> AIM OF THE EXERCISE:
Across the entries below, how many lines contain the word "MacBook"? Give the number alone.

> TASK MATERIAL:
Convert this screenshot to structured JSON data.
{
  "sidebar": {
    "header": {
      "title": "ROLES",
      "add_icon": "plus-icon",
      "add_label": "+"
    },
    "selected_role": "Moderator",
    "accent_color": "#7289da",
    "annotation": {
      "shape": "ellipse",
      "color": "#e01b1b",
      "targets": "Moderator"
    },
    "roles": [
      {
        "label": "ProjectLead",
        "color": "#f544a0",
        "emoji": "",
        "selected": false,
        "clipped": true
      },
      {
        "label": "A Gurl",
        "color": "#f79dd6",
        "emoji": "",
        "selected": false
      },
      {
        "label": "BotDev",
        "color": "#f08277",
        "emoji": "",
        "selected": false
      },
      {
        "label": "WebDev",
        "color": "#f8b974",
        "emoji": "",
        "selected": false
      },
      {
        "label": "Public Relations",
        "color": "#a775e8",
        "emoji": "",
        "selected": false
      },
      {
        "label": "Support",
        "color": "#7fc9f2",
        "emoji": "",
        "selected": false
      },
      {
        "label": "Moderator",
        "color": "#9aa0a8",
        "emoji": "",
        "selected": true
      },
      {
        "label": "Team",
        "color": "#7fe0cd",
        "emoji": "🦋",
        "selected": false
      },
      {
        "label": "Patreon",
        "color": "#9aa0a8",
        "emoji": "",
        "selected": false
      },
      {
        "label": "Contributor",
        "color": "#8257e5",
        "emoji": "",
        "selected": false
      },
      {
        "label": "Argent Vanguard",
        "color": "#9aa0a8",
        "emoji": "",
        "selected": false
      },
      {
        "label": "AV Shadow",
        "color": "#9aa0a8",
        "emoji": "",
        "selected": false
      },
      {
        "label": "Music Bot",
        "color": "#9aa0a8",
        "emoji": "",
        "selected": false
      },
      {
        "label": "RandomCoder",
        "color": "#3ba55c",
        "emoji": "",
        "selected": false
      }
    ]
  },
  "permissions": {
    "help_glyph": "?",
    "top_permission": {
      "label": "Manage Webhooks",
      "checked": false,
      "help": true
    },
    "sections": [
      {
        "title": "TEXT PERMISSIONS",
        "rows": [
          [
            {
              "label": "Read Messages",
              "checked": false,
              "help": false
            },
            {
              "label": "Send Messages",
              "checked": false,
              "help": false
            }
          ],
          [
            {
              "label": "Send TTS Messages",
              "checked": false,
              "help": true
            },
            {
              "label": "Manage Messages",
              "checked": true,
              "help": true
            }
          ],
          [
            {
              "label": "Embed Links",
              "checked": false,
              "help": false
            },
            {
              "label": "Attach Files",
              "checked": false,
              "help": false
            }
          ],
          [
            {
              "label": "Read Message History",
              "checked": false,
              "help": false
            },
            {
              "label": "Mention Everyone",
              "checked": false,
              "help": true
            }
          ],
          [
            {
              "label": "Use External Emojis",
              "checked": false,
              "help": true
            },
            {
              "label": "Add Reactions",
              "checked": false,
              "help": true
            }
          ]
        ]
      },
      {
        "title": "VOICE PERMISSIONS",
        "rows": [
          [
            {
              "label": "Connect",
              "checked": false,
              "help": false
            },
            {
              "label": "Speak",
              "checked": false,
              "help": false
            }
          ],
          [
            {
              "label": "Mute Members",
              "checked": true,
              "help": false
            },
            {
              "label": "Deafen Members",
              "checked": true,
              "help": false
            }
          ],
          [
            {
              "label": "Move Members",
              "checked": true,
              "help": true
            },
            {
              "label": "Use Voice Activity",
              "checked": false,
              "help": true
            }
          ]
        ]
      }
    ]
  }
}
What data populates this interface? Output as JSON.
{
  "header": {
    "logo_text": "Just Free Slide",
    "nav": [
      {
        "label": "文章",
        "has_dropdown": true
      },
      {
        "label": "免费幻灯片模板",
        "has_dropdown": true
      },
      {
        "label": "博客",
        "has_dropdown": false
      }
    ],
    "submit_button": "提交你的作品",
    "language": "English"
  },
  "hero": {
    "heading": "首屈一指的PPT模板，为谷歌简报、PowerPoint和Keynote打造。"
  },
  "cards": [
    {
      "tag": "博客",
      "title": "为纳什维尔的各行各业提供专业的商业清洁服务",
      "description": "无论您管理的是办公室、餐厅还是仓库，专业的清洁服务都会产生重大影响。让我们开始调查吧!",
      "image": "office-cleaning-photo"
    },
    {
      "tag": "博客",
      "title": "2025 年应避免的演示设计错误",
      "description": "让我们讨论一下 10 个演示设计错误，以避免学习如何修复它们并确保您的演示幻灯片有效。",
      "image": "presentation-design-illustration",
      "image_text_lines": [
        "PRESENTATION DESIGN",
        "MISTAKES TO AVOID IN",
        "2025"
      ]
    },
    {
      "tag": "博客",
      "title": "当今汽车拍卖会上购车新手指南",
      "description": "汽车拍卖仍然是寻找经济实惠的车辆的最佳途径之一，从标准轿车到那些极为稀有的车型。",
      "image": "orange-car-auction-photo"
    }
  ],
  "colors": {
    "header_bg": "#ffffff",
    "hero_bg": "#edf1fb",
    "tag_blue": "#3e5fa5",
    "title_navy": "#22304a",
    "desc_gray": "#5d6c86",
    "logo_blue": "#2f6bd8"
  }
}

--

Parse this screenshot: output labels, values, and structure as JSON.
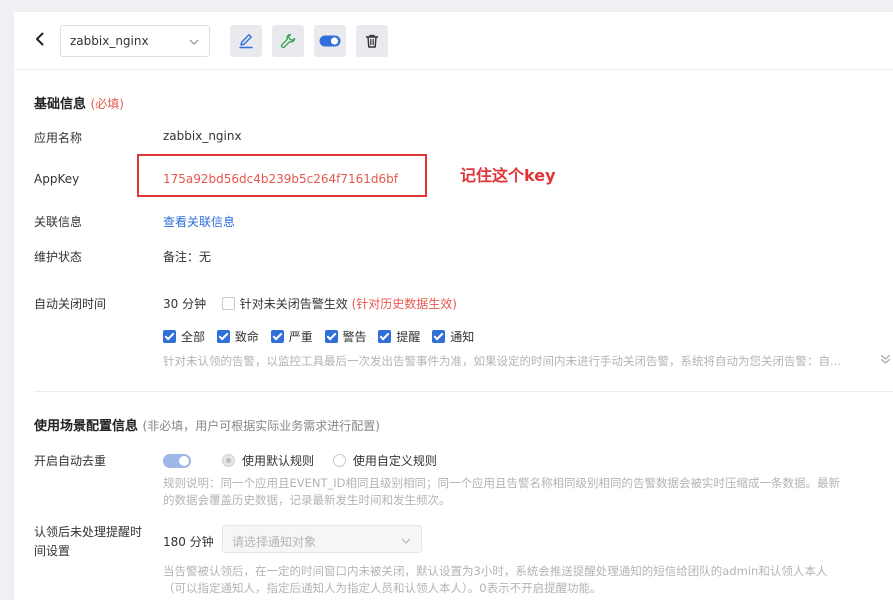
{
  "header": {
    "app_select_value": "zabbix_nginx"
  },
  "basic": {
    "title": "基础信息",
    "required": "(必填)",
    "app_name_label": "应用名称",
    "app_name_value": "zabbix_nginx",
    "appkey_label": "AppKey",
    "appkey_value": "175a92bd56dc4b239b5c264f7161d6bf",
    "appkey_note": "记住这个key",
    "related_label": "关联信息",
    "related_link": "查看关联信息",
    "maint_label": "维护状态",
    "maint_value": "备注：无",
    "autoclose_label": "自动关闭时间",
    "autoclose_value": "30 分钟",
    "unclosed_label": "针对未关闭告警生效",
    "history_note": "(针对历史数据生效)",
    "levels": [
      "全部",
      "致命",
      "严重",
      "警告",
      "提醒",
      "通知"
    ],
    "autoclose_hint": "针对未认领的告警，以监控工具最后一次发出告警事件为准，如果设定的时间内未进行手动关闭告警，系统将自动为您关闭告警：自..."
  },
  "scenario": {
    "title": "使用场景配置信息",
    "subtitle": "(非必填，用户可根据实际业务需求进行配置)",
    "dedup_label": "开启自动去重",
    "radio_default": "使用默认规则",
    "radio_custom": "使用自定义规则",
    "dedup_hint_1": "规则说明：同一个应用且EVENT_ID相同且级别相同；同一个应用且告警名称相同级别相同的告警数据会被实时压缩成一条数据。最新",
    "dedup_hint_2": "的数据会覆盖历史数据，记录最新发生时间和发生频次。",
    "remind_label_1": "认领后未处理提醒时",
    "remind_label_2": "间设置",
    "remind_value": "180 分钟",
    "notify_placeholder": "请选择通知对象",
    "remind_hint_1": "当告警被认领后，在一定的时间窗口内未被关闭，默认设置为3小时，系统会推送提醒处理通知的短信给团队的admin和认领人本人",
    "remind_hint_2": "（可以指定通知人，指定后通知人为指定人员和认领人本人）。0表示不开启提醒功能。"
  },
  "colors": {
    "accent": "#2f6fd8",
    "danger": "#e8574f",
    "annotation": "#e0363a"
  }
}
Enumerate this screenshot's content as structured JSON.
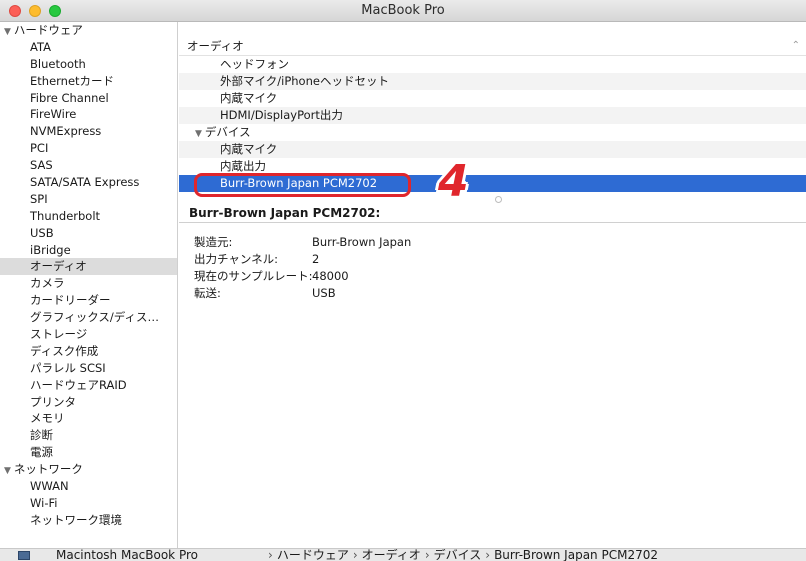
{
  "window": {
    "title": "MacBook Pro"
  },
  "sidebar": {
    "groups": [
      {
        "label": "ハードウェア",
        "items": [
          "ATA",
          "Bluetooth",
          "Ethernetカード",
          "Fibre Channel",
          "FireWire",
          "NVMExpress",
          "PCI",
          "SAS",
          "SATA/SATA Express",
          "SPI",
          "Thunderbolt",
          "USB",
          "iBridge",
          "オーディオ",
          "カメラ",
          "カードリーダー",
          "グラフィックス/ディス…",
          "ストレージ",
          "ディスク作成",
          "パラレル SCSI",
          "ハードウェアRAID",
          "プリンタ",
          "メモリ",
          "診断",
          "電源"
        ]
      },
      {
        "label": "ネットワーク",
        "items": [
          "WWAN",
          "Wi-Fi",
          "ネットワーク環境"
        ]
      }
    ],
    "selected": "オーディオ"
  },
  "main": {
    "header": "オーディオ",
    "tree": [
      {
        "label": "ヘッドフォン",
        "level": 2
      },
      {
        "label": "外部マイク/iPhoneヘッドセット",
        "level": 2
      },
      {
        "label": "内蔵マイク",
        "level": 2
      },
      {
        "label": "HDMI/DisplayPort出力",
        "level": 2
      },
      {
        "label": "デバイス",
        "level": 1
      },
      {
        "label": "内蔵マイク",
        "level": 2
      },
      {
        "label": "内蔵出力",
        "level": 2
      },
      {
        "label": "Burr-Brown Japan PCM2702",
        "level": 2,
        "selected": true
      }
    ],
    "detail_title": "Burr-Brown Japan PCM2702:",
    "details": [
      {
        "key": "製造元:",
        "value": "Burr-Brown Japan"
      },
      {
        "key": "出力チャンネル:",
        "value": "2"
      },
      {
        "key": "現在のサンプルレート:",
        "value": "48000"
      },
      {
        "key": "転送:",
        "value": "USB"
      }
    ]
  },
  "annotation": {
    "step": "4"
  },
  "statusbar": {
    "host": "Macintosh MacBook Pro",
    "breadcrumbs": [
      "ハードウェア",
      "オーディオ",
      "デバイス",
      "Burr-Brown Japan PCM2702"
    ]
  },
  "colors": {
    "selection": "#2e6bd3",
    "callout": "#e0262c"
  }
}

> TASK SOLUTION:
2